*** RECORD SET ***

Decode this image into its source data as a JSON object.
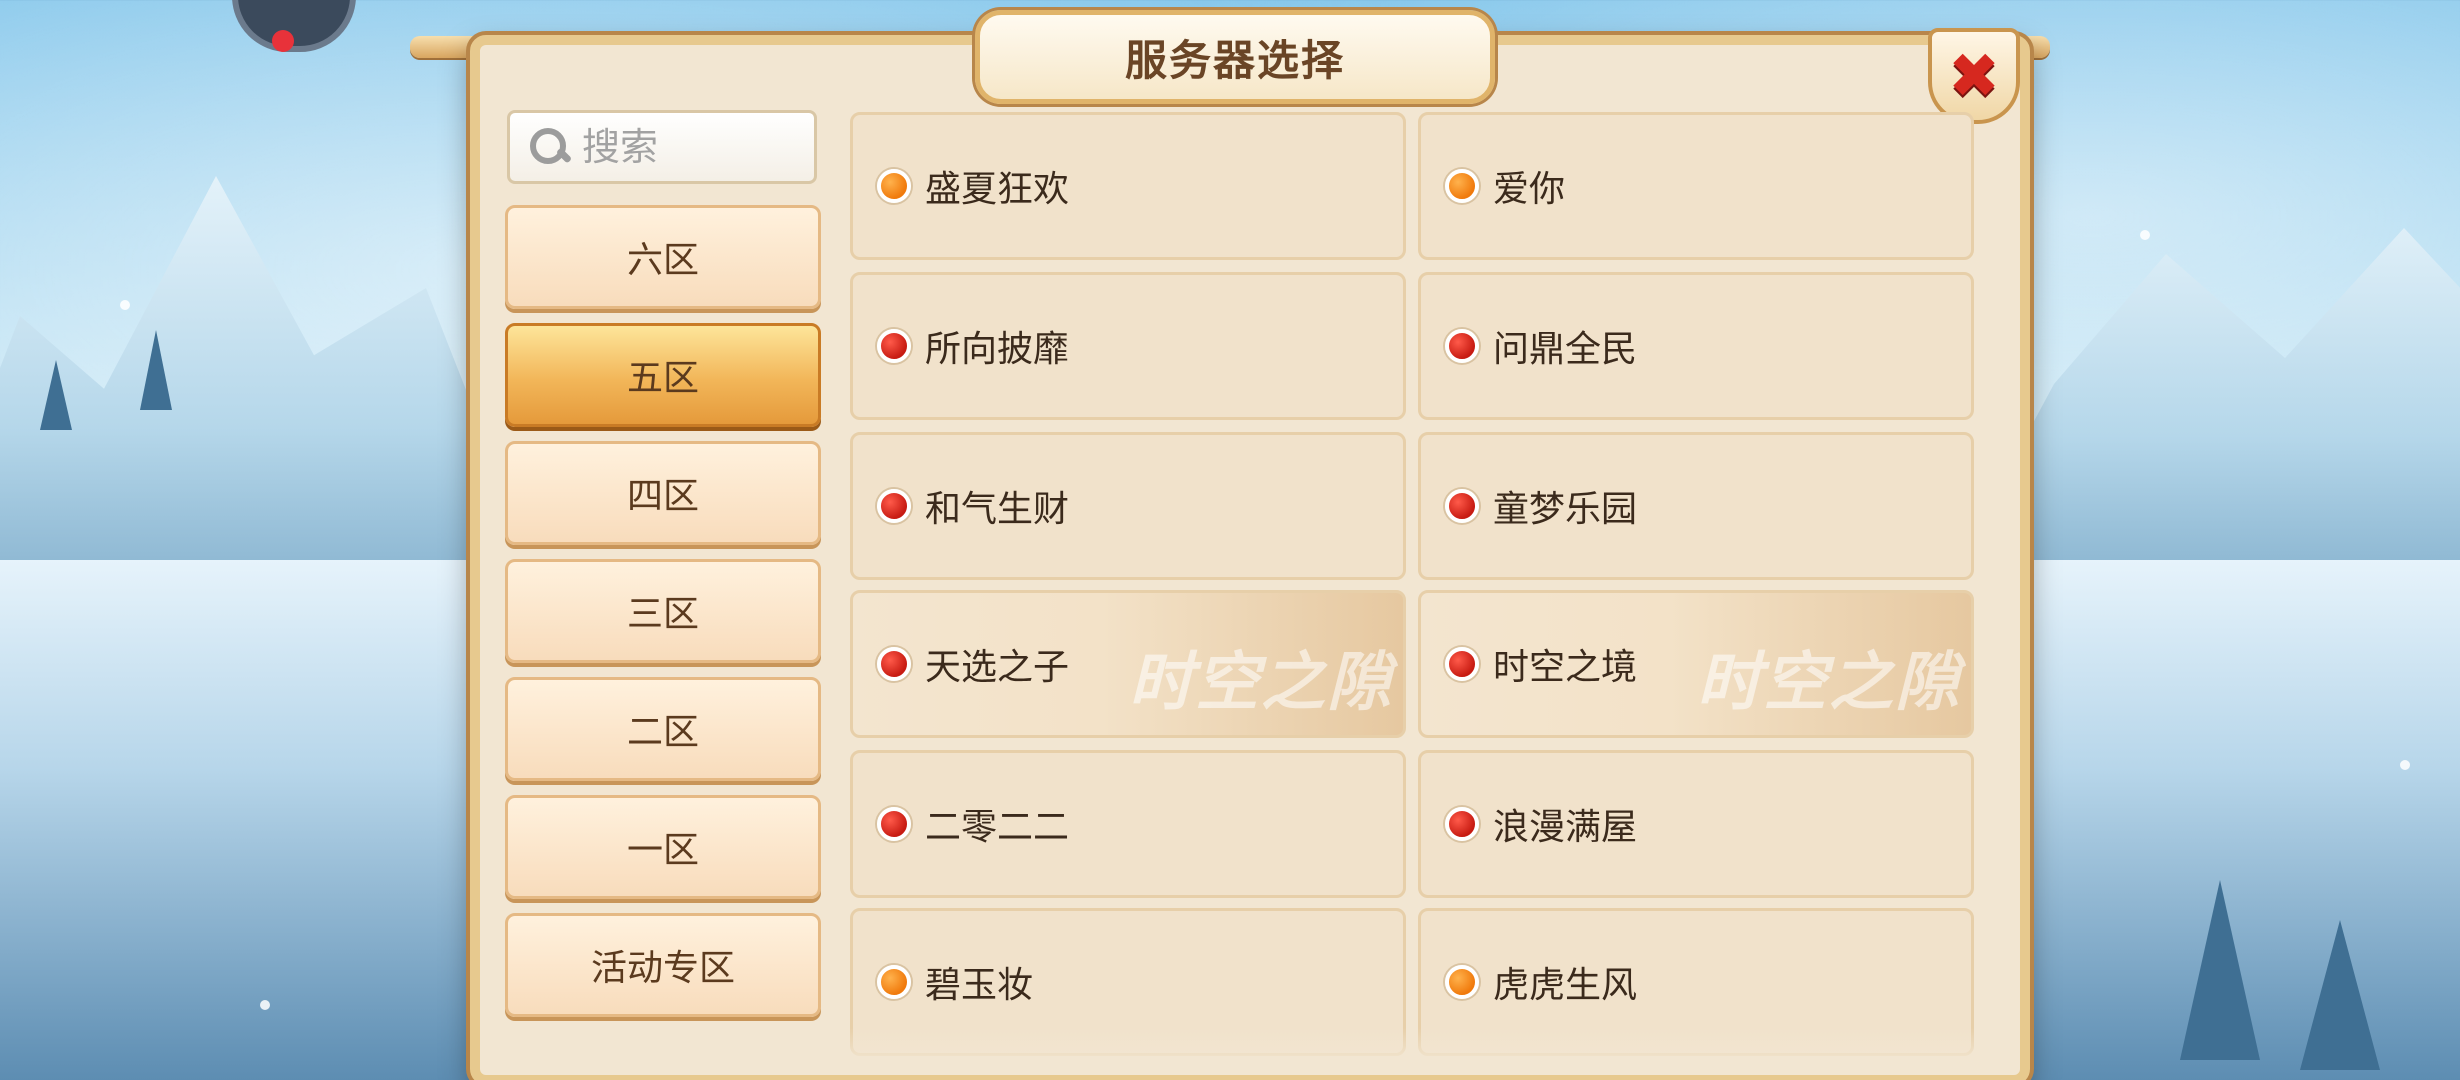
{
  "title": "服务器选择",
  "search": {
    "placeholder": "搜索"
  },
  "zones": [
    {
      "label": "六区",
      "active": false
    },
    {
      "label": "五区",
      "active": true
    },
    {
      "label": "四区",
      "active": false
    },
    {
      "label": "三区",
      "active": false
    },
    {
      "label": "二区",
      "active": false
    },
    {
      "label": "一区",
      "active": false
    },
    {
      "label": "活动专区",
      "active": false
    }
  ],
  "servers": [
    {
      "name": "盛夏狂欢",
      "status": "orange"
    },
    {
      "name": "爱你",
      "status": "orange"
    },
    {
      "name": "所向披靡",
      "status": "red"
    },
    {
      "name": "问鼎全民",
      "status": "red"
    },
    {
      "name": "和气生财",
      "status": "red"
    },
    {
      "name": "童梦乐园",
      "status": "red"
    },
    {
      "name": "天选之子",
      "status": "red",
      "watermark": "时空之隙"
    },
    {
      "name": "时空之境",
      "status": "red",
      "watermark": "时空之隙"
    },
    {
      "name": "二零二二",
      "status": "red"
    },
    {
      "name": "浪漫满屋",
      "status": "red"
    },
    {
      "name": "碧玉妆",
      "status": "orange"
    },
    {
      "name": "虎虎生风",
      "status": "orange"
    }
  ],
  "colors": {
    "status_orange": "#f07a0c",
    "status_red": "#c71b12",
    "active_zone": "#f2b659",
    "close_x": "#d6281f"
  },
  "icons": {
    "close": "close-icon",
    "search": "search-icon"
  }
}
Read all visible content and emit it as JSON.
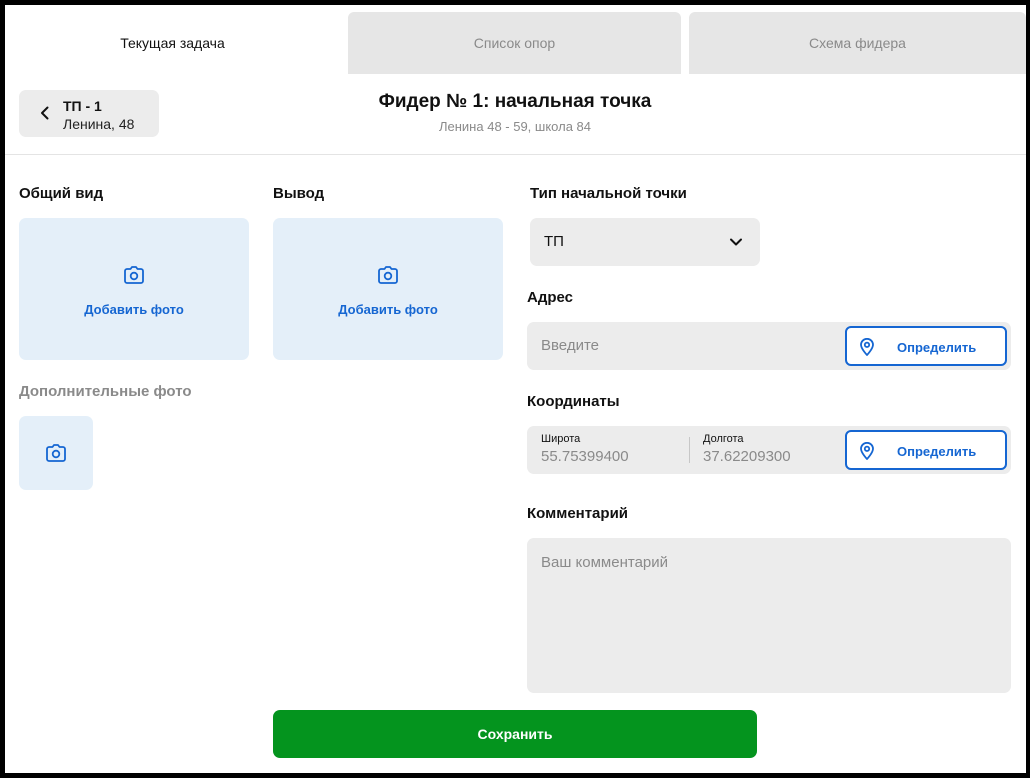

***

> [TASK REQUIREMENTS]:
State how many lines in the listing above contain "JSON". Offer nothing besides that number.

> [WRITTEN SOLUTION]:
2